Why the Pixel 4a is not a real competitor to the iPhone SE
Even before the Pixel 4a was officially announced, people were comparing it to Apple’s iPhone SE. And it makes sense. The two phones are priced closely. Apple makes iPhones and develops iOS, Google makes Pixels and develops Android. You can’t get a better rivalry, right?
And when it was revealed that the Pixel 4a would cost $350, instead of the anticipated $400, it seemed like Google was throwing the glove at Apple, undercutting its value proposition by $50. $50 isn’t that much money, but in this context, it’s a 12% difference. Not insignificant at all. After rolling up its sleeves, is Google finally ready to challenge Apple? Not quite.
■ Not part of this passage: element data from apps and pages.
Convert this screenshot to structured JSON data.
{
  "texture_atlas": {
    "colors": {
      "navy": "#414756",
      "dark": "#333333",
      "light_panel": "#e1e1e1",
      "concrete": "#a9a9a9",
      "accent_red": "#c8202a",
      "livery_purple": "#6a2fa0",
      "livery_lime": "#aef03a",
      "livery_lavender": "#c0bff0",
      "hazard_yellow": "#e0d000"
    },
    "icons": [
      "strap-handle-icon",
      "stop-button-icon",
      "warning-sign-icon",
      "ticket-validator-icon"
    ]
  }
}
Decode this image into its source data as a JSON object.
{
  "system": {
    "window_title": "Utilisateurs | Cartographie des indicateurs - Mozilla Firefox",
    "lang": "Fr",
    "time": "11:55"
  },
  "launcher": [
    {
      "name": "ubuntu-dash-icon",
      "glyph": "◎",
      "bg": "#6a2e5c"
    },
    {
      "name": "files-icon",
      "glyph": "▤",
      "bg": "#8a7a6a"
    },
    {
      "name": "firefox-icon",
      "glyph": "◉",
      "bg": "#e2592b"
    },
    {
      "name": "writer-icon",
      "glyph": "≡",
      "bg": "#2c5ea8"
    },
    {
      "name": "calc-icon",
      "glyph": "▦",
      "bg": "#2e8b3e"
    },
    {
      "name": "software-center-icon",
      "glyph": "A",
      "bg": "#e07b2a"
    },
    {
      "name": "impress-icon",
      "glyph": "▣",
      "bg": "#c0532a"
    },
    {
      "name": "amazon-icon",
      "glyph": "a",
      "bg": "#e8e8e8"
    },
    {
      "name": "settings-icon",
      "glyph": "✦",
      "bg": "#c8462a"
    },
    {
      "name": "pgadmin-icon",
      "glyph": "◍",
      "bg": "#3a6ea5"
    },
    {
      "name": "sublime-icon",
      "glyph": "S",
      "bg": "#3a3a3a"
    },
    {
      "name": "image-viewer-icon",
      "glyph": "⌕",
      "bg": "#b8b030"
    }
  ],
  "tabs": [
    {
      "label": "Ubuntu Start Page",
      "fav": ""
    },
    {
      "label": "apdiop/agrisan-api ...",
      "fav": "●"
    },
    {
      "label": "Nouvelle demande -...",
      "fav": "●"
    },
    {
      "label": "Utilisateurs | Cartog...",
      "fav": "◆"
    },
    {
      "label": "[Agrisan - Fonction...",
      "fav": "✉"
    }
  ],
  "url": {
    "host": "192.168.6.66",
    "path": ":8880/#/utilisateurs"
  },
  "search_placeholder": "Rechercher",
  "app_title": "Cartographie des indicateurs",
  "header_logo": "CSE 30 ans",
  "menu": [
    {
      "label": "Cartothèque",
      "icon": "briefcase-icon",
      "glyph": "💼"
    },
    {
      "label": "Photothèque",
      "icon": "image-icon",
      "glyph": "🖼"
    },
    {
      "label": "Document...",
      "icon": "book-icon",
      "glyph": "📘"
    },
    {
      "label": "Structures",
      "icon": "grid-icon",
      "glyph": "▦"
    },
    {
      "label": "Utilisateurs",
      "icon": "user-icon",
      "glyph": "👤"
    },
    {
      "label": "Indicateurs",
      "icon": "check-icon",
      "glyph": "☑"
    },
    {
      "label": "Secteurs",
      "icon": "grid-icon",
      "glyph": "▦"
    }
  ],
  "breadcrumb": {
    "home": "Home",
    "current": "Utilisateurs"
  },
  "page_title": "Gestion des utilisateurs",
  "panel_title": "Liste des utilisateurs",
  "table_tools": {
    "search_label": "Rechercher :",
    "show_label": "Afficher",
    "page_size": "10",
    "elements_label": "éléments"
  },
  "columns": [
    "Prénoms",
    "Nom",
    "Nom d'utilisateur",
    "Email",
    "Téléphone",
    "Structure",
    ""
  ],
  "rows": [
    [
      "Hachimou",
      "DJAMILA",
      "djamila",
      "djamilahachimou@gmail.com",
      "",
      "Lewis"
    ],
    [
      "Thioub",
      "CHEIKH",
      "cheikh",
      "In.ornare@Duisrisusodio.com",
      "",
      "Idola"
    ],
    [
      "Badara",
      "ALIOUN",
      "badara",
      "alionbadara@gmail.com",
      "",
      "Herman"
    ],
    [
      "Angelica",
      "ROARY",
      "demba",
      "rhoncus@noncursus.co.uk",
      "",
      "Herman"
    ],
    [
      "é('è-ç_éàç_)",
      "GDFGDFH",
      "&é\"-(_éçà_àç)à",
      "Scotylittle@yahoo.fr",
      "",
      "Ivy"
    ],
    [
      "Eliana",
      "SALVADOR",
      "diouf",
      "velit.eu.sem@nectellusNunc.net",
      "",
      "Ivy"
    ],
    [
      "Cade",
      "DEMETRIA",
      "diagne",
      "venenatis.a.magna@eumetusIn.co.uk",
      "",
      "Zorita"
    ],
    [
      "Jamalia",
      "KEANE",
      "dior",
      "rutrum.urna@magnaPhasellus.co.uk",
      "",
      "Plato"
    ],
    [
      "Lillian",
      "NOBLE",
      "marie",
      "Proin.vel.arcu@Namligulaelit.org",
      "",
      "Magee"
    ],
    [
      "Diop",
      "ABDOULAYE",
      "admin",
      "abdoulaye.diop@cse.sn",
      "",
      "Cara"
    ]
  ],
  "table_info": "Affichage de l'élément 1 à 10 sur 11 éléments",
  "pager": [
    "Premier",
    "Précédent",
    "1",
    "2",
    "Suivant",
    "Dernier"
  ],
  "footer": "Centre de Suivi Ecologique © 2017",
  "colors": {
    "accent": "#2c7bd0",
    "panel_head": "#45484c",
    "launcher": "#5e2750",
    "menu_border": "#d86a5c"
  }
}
Make no mistake, on paper, the two phones are competitor. But they’re fighting in different leagues, here’s why…
Google has no mind share when it comes to Pixel phones
Mind share, as Wikipedia describes it “...relates to the development of consumer awareness or popularity, and is one of the main objectives of advertising and promotion. When people think of examples of a product type or category, they usually think of a limited number of brand names. The aim of mind share is to establish a brand as being one of the best kinds of a given product or service, and to even have the brand name become a synonym for the product or service offered.”
In the smartphone industry, it’s pretty easy to pinpoint which brands have the biggest mind share: Apple and Samsung. Other brands have managed to secure mind shares in different markets as well, even if their sales aren’t as ubiquitous as those of Samsung and Apple.
But nowhere is Google among the brands people go for when looking for a new phone. And Google has one of the biggest mind shares in human history. On average, people perform three Google searches per day. Literally anyone that’s used an electronic device knows what Google is.
And yet, despite making Pixel smartphones for 5 years now, Google has refused to utilize its might to put the brand in people’s minds. In most countries around the world, the Pixel brand is almost nonexistent besides a dedicated page on Google’s website. No TV ads, no carrier promos, nothing.
Meanwhile, everyone knows what an iPhone is and even kids want one just because they know that’s the cool phone to have.
Is Google intentionally handicapping its Pixel line?
Google owns the world’s largest advertising platform and despite having a legitimately competitive device decides not to make the effort to actually sell it as well as it could. And for tech lovers, that wasted opportunity is just frustrating. So, why is Google behaving like that?
Here are some theories:
Not enough production capacity for Pixel phones
Although the Pixel 4a was announced yesterday, it won’t be until October 1 when shipping will start in Europe. Two months from now Google will start shipping a phone that’s arguably pretty basic hardware-wise. By then Apple would have announced the new iPhones, likely luring even more people into its ecosystem.
The COVID-19 pandemic caused a lot of disruption among part manufacturers and assembly lines were shut down multiple times. At the same time, however, the overall demand for smartphones saw a steep decline this year. This means there are production facilities eager to get some orders.
So, either someone at Google’s hardware division is really bad at their job or the delayed release is just how Google wants it to be. Why’s that, though?
Unlike Apple, Google needs to think about other brands
Apple is famous for not comparing its iPhones to phones from other brands. And from their perspective, it seems logical. Even if other phones are superior in one way or another, none of them can offer what iPhones do: iOS. So they might as well not exist.
Google, however, is in a different boat. Not only is Android on hundreds of other phones, but Google itself is the one supplying it. If Google decides to make a killer phone and promote it with any means possible, chances are, that will be a very successful endeavor and millions of units will be sold. However, that will be at the cost of other Android vendors selling fewer phones and they won’t be happy with that.
If Samsung sees Google as a real competitor on the hardware market, it won’t be long before it starts thinking about developing its own operating system and ditching Android. But what we’re seeing is the opposite. Sammy and Google are allegedly working on a deal that will see Bixby replaced with Google Assistant and some of Samsung’s services gone along with it as well, in favor of their Google counterparts.
In the grand scheme of things, the success of the Pixel 4a is ultimately meaningless
While Apple is slowly pivoting more and more towards services as a way to compensate for the stagnant smartphone market, Google is already there. The vast majority of its profits are coming from software products. Why would Google burden itself with the hardships that come with engaging in the super-competitive phone wars, when it can watch from the side and enjoy the benefits of having Android on third-party hardware.
At the slim margins Google must be selling the Pixel 4a, even if it’s extremely successful, it will still be a drop in the bucket when it comes to profits.
It’s almost as if Pixels exist only so that Google doesn’t have to use phones from other brands when promoting its software products, while also having a large enough userbase to test new features.
So, while the iPhone SE and the Pixel 4a are fighters of the same weight category that are almost equally skilled, they’re not even fighting in the same tournament. The SE is going for gold at the Olympics while the Pixel 4a is flexing muscles at a regional competition only hardcore fans know about.